Times are changing in Copenhagen, the gastronomic capital of northern Europe. Chefs from the most influential dining establishments are making moves, opening their own shops, and looking for new inspirations. It’s a natural transition point, as some of the most famous names in the dining scene make way for new projects. In November 2022, after the pandemic dealt an insurmountable financial blow to zero-waste pioneer Amass, the restaurant dropped a bombshell when it abruptly folded. Then the global food world was shocked when René Redzepi announced Noma was also closing by the end of 2024, before staff packed up and left for a pop-up in Kyoto, Japan.
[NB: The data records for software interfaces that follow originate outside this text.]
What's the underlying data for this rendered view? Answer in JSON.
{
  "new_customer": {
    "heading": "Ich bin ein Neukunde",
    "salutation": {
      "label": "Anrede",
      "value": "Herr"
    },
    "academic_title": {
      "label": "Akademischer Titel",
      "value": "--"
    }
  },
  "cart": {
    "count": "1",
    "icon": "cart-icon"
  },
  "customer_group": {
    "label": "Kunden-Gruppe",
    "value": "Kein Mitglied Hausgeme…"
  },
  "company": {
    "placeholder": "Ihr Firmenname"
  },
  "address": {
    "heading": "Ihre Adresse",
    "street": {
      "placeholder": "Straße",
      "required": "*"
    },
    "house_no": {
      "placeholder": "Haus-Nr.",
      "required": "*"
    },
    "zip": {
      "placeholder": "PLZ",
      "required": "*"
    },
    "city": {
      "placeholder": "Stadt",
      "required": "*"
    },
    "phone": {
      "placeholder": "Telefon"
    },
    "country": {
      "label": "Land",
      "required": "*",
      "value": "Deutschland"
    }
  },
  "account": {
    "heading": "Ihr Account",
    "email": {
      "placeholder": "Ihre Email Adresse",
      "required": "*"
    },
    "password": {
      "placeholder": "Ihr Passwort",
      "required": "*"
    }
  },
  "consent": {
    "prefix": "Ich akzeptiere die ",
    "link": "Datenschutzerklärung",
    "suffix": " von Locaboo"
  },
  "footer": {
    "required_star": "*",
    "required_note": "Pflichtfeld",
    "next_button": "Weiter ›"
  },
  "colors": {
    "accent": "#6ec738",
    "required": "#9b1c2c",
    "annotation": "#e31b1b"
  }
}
In the midst of all this chaos, the Copenhagen dining scene is flourishing, in many ways by breaking free of the frameworks of Nordic cuisine. Korean, Cantonese, and Japanese flavors fill restaurant kitchens. Chefs continue to find new inspiration in great, local produce, made easier by a generation of skilled farmers in Denmark growing an astonishing array of chile peppers, ginger, lemongrass, and other items. Plus, there seems to be a never-ending demand for new natural wine bars, carefully curated bottle shops, and specialist street food spots.
Copenhagen is still the ultimate food hot spot, with a number of prestigious fine dining venues going strong, plenty of places to try smørrebrød (the open-faced sandwich that is a pillar of Danish culinary heritage), and a constant deluge of excellent eating and drinking experiences.
Anna Norström is a journalist and food writer specializing in covering the Nordic countries, as well as a lecturer on food tourism trends.Read More